Interface dataset entries:
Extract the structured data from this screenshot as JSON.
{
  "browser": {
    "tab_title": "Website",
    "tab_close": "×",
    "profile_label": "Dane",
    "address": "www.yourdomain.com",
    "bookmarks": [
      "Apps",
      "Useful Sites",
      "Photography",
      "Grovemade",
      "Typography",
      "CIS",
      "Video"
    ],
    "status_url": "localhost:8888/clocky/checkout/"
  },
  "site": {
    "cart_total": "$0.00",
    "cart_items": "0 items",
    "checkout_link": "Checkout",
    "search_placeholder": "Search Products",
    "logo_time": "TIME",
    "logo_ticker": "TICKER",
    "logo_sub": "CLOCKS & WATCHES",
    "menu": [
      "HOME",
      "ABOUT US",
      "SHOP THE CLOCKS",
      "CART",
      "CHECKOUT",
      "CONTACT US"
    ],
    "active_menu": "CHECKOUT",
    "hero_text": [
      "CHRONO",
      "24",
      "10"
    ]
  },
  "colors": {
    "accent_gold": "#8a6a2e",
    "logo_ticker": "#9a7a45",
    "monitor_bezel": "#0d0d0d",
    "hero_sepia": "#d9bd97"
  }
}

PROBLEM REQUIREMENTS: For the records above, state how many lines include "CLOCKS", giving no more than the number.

RESULT OF THE EXERCISE: 2